[Website and app data records]
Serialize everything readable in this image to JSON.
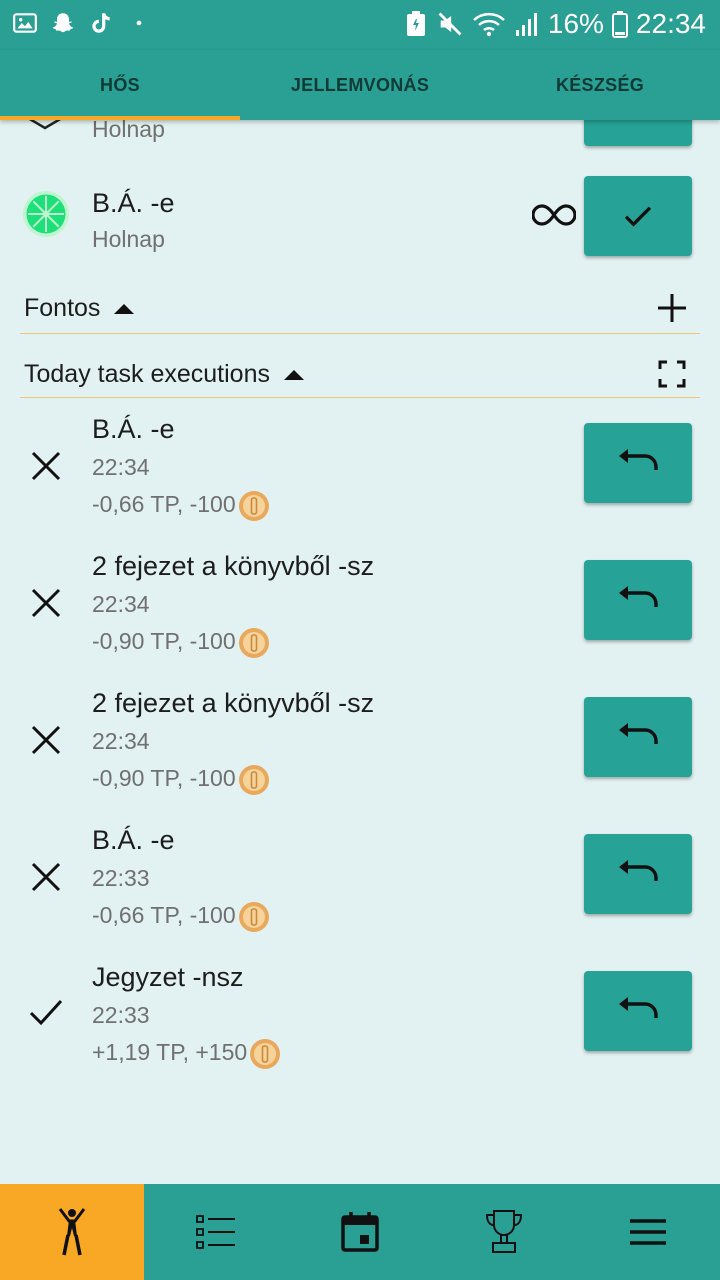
{
  "status_bar": {
    "battery_percent": "16%",
    "time": "22:34"
  },
  "tabs": [
    {
      "label": "HŐS",
      "active": true
    },
    {
      "label": "JELLEMVONÁS",
      "active": false
    },
    {
      "label": "KÉSZSÉG",
      "active": false
    }
  ],
  "habits": [
    {
      "title": "",
      "subtitle": "Holnap"
    },
    {
      "title": "B.Á. -e",
      "subtitle": "Holnap",
      "repeat_icon": "infinity-icon"
    }
  ],
  "sections": {
    "important": {
      "label": "Fontos"
    },
    "today": {
      "label": "Today task executions"
    }
  },
  "executions": [
    {
      "title": "B.Á. -e",
      "time": "22:34",
      "reward": "-0,66 TP, -100",
      "status": "failed"
    },
    {
      "title": "2 fejezet a könyvből -sz",
      "time": "22:34",
      "reward": "-0,90 TP, -100",
      "status": "failed"
    },
    {
      "title": "2 fejezet a könyvből -sz",
      "time": "22:34",
      "reward": "-0,90 TP, -100",
      "status": "failed"
    },
    {
      "title": "B.Á. -e",
      "time": "22:33",
      "reward": "-0,66 TP, -100",
      "status": "failed"
    },
    {
      "title": "Jegyzet -nsz",
      "time": "22:33",
      "reward": "+1,19 TP, +150",
      "status": "done"
    }
  ],
  "bottom_nav": [
    {
      "icon": "hero-icon",
      "active": true
    },
    {
      "icon": "task-list-icon",
      "active": false
    },
    {
      "icon": "calendar-icon",
      "active": false
    },
    {
      "icon": "trophy-icon",
      "active": false
    },
    {
      "icon": "menu-icon",
      "active": false
    }
  ],
  "colors": {
    "primary": "#2a9f93",
    "button": "#26a396",
    "accent": "#f9a825",
    "background": "#e2f1f1"
  }
}
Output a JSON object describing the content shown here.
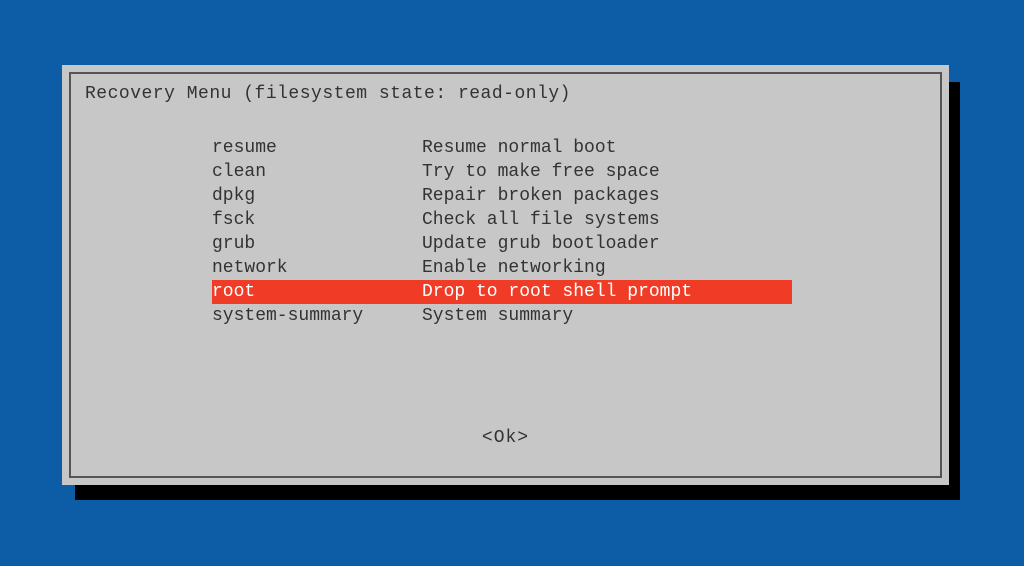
{
  "title": "Recovery Menu (filesystem state: read-only)",
  "menu": [
    {
      "key": "resume",
      "desc": "Resume normal boot",
      "selected": false
    },
    {
      "key": "clean",
      "desc": "Try to make free space",
      "selected": false
    },
    {
      "key": "dpkg",
      "desc": "Repair broken packages",
      "selected": false
    },
    {
      "key": "fsck",
      "desc": "Check all file systems",
      "selected": false
    },
    {
      "key": "grub",
      "desc": "Update grub bootloader",
      "selected": false
    },
    {
      "key": "network",
      "desc": "Enable networking",
      "selected": false
    },
    {
      "key": "root",
      "desc": "Drop to root shell prompt",
      "selected": true
    },
    {
      "key": "system-summary",
      "desc": "System summary",
      "selected": false
    }
  ],
  "ok_label": "<Ok>"
}
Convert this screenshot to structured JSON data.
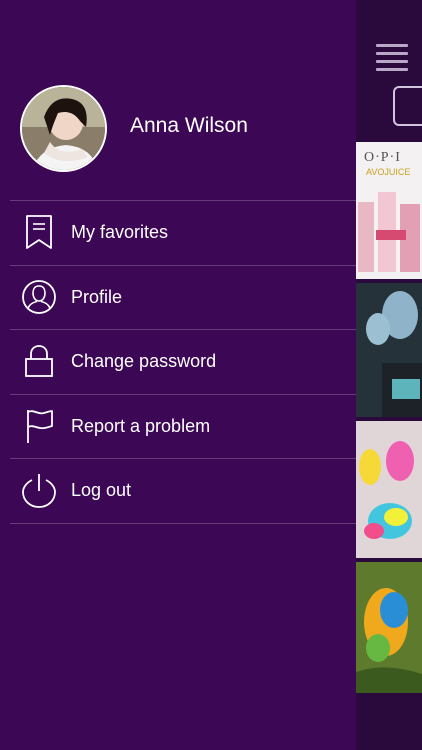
{
  "user": {
    "name": "Anna Wilson"
  },
  "menu": [
    {
      "label": "My favorites",
      "icon": "bookmark-icon"
    },
    {
      "label": "Profile",
      "icon": "user-icon"
    },
    {
      "label": "Change password",
      "icon": "lock-icon"
    },
    {
      "label": "Report a problem",
      "icon": "flag-icon"
    },
    {
      "label": "Log out",
      "icon": "power-icon"
    }
  ],
  "behind": {
    "tile1_text1": "O·P·I",
    "tile1_text2": "AVOJUICE"
  },
  "colors": {
    "drawer_bg": "#3c0754",
    "text": "#ffffff"
  }
}
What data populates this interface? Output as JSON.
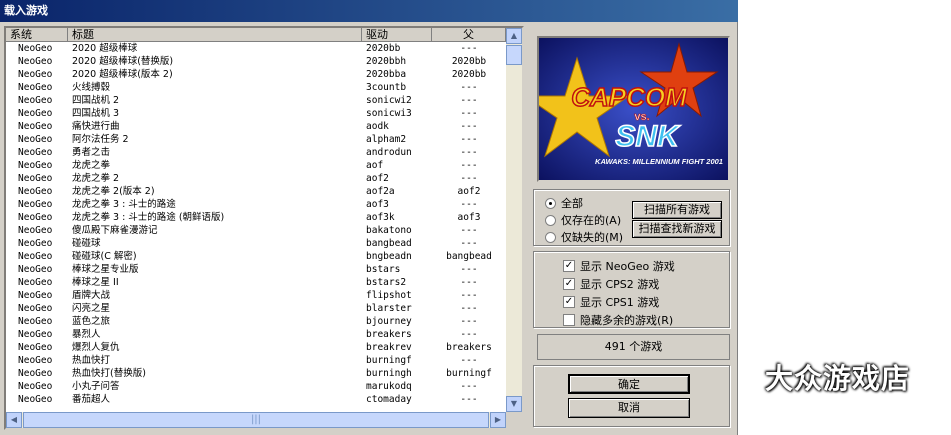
{
  "window": {
    "title": "载入游戏"
  },
  "list": {
    "columns": [
      "系统",
      "标题",
      "驱动",
      "父"
    ],
    "rows": [
      [
        "NeoGeo",
        "2020 超级棒球",
        "2020bb",
        "---"
      ],
      [
        "NeoGeo",
        "2020 超级棒球(替换版)",
        "2020bbh",
        "2020bb"
      ],
      [
        "NeoGeo",
        "2020 超级棒球(版本 2)",
        "2020bba",
        "2020bb"
      ],
      [
        "NeoGeo",
        "火线搏毂",
        "3countb",
        "---"
      ],
      [
        "NeoGeo",
        "四国战机 2",
        "sonicwi2",
        "---"
      ],
      [
        "NeoGeo",
        "四国战机 3",
        "sonicwi3",
        "---"
      ],
      [
        "NeoGeo",
        "痛快进行曲",
        "aodk",
        "---"
      ],
      [
        "NeoGeo",
        "阿尔法任务 2",
        "alpham2",
        "---"
      ],
      [
        "NeoGeo",
        "勇者之击",
        "androdun",
        "---"
      ],
      [
        "NeoGeo",
        "龙虎之拳",
        "aof",
        "---"
      ],
      [
        "NeoGeo",
        "龙虎之拳 2",
        "aof2",
        "---"
      ],
      [
        "NeoGeo",
        "龙虎之拳 2(版本 2)",
        "aof2a",
        "aof2"
      ],
      [
        "NeoGeo",
        "龙虎之拳 3 : 斗士的路途",
        "aof3",
        "---"
      ],
      [
        "NeoGeo",
        "龙虎之拳 3 : 斗士的路途 (朝鲜语版)",
        "aof3k",
        "aof3"
      ],
      [
        "NeoGeo",
        "傻瓜殿下麻雀漫游记",
        "bakatono",
        "---"
      ],
      [
        "NeoGeo",
        "碰碰球",
        "bangbead",
        "---"
      ],
      [
        "NeoGeo",
        "碰碰球(C 解密)",
        "bngbeadn",
        "bangbead"
      ],
      [
        "NeoGeo",
        "棒球之星专业版",
        "bstars",
        "---"
      ],
      [
        "NeoGeo",
        "棒球之星 II",
        "bstars2",
        "---"
      ],
      [
        "NeoGeo",
        "盾牌大战",
        "flipshot",
        "---"
      ],
      [
        "NeoGeo",
        "闪亮之星",
        "blarster",
        "---"
      ],
      [
        "NeoGeo",
        "蓝色之旅",
        "bjourney",
        "---"
      ],
      [
        "NeoGeo",
        "暴烈人",
        "breakers",
        "---"
      ],
      [
        "NeoGeo",
        "爆烈人复仇",
        "breakrev",
        "breakers"
      ],
      [
        "NeoGeo",
        "热血快打",
        "burningf",
        "---"
      ],
      [
        "NeoGeo",
        "热血快打(替换版)",
        "burningh",
        "burningf"
      ],
      [
        "NeoGeo",
        "小丸子问答",
        "marukodq",
        "---"
      ],
      [
        "NeoGeo",
        "番茄超人",
        "ctomaday",
        "---"
      ]
    ]
  },
  "preview": {
    "logo_top": "CAPCOM",
    "logo_vs": "vs.",
    "logo_bottom": "SNK",
    "logo_sub": "KAWAKS: MILLENNIUM FIGHT 2001"
  },
  "filter": {
    "options": [
      "全部",
      "仅存在的(A)",
      "仅缺失的(M)"
    ],
    "selected": 0,
    "scan_all": "扫描所有游戏",
    "scan_new": "扫描查找新游戏"
  },
  "display": {
    "options": [
      {
        "label": "显示 NeoGeo 游戏",
        "checked": true
      },
      {
        "label": "显示 CPS2 游戏",
        "checked": true
      },
      {
        "label": "显示 CPS1 游戏",
        "checked": true
      },
      {
        "label": "隐藏多余的游戏(R)",
        "checked": false
      }
    ]
  },
  "status": {
    "count_text": "491 个游戏"
  },
  "buttons": {
    "ok": "确定",
    "cancel": "取消"
  },
  "watermark": "大众游戏店"
}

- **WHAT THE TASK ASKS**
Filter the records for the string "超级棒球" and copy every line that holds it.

- **TASK ANSWER**
        "2020 超级棒球",
        "2020 超级棒球(替换版)",
        "2020 超级棒球(版本 2)",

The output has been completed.